In short, in the minds of the BDSers, victory is not measured by actual wins (of which they have none) or losses (such as Davis). Rather, their success is self-defined as getting their words (all 1700 of them in the case of this resolution) stuffed into the mouth of an organization that is more well known than the boycotters themselves (which pretty much includes everyone).

It was particularly amusing to read this crow that links the Berkeley vote to the BDSers Hampshire “victory,” which – in Pinky and the Brain fashion – is interpreted to mean that their movement now has unstoppable momentum. The fact that Hampshire divestment was exposed as a hoax over a year ago seems to have not sunk in with them, nor has the fact that the students who overplayed their hand at Hampshire helped send a warning signal to every college administration in the country about what to expect when BDS comes knocking at the door.

Now I could be cruel and use the divest-niks own formula (which says that investment in = political support for the Jewish state) to claim that Berkeley’s continuing to invest hundreds of millions of dollars in Israel (despite demands that they divest) demonstrates the true political position of the university (a position that likely involves the decision of more than 16 undergraduates).
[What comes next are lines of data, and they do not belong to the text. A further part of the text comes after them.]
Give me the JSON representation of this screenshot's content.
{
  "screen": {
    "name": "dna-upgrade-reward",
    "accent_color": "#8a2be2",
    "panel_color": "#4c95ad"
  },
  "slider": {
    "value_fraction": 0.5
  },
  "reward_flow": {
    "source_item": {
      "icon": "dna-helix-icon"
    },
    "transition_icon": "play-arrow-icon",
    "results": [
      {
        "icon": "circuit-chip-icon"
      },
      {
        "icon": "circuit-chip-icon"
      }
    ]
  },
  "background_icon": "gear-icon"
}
But instead I’ll be generous and agree with the Berkeley-16 that the opinion of a dozen-and-a-quarter people must be considered sacrosanct. In which case, I’ve decided to play with a new widget that comes with Blogger, a poll (which you’ll see to your right) that lets you, my dear reader, weigh in on the issue of Berkeley’s divestment resolution. And remember – according BDSers themselves – only 16 votes are needed to make this non-binding “resolution” legitimate.

Vote early, (but preferably not often)!